Technically, no register guidance requires observability as a criterion for contributing to a landscape district, but in practice, no district exist has been identified has a landscape that lacks visible features. This leaves open a question of purely buried archeological landscapes under the Register though most archeologist could easily identify cultural landscapes through other approaches and do to other approaches including catchments, settlement, nearest neighbor, are they spatially oriented analysis involving archeological and environmental data. As for observable shipwrecks, Bulletin 20 Nominating Historic Vessels and Shipwrecks to the National Register, provides a good overview of the unique problems inherited in locating and describing shipwrecks for the Register, although it doesn’t specifically talk about landscapes. For Register review purposes, wrecks and wreck elements are always seen as archeological sites even though on a comparative level is hypothesized that the best preserved among them might easily be classified as structures under criterion C. On the surface recognizing some wrecks and structures other than archeological sites would solve many problems concerning buried archeological landscapes or at least underwater landscapes that have observable features but lots of buried archeological features also.
But if the Register would do so to recognize this as structures rather than as archeological sites, other problems would arise. For one higher degree of integrity is required for structures than for archeological sites. Nonetheless and despite some of the NR guidance to the contrary, isolated shipwrecks have been listed under criterion D for the information potential as well as a criterion C for aesthetic or masterwork aspects. Why? As the bulletin notes, the application of National Registry criteria to shipwrecks has not been well defined or understood. I think clarifying when and how shipwrecks should be classified as structures and not archeological sites would be critical to any attempt as involving them as contributing elements in maritime landscapes districts.
In the end, the largest issue for the Register involving submerged landscapes will not be shipwrecks or drowned former terrestrial sites themselves; however, but rather how we connect them to the land. Under the NR, the current NR regulations, both the land and the culture resources constitute the landscape, but under rural historic landscapes criteria, perhaps the closest we have under which we could nominate a maritime cultural landscape, people or cultures are required to have worked or shaped or modified the land in order for it to be considered part of an historic landscape. I think John Jensen brought up this problem earlier on how to define boundaries.

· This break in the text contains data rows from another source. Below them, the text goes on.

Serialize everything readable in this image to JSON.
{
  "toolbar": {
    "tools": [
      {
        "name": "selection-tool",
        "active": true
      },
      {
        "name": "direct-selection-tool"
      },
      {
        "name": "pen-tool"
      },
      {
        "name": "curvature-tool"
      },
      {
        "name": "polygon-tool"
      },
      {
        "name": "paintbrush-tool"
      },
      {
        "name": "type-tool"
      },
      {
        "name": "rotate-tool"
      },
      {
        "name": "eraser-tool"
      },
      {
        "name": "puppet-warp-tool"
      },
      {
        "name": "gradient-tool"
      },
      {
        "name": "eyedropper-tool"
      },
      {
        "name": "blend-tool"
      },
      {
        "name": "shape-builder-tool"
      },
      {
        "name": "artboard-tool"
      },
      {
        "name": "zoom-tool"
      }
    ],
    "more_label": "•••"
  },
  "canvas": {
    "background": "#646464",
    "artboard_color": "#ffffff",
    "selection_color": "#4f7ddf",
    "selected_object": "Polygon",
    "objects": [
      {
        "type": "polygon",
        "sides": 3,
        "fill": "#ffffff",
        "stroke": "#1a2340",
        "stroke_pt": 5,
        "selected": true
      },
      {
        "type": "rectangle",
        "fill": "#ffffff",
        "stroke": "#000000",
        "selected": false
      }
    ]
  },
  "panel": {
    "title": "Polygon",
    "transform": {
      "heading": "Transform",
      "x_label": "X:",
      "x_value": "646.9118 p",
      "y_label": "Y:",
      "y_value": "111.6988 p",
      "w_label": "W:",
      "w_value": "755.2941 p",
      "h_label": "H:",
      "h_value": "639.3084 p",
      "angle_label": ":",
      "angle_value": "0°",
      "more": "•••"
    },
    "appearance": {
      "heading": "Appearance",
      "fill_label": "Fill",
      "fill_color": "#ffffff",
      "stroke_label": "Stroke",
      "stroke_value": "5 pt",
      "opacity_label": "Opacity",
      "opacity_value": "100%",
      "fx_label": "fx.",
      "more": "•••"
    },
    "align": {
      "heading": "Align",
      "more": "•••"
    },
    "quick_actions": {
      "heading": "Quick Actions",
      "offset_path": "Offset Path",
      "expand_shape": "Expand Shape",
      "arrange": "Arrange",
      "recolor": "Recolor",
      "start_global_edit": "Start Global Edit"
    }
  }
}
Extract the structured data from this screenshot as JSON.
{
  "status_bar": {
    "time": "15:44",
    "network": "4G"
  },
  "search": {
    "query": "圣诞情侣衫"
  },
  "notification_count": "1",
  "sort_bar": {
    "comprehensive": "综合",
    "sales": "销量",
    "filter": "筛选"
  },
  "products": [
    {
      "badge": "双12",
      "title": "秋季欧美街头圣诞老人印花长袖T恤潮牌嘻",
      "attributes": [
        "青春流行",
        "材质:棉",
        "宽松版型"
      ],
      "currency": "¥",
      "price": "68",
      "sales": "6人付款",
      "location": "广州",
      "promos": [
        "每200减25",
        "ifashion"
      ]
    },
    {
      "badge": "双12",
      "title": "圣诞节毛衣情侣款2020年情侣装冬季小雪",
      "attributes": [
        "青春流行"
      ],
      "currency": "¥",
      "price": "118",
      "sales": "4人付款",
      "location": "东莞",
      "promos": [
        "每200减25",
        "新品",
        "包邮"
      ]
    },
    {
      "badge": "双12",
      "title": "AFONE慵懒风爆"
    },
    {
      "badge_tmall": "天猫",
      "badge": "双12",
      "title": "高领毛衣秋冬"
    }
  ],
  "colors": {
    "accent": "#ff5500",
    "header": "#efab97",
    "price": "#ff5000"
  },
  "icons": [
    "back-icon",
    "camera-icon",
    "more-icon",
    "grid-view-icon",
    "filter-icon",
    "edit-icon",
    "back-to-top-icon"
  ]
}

In the case of shipwrecks with few exceptions; however, most historic and prehistoric sailors or passengers did not work the ocean bottom. The working life of the vessel was typically restricted with times of floating entity not its brief tenure of sinking or sunk one. What land, if any, becomes part of that natural landscape aspect of a shipwreck landscape? That is, the guidance suggested oceans, lakes, or river bottoms are not part of the archeological sites unless physical remains of the ships or its wrecking event can be found. If this idea is extended to shipwreck landscapes, this could be problematic. How do we get the greater natural features involved into finding shipwrecks and drown site cultural landscapes? I think that is a question that I’m looking for this symposium to answer. Thank you.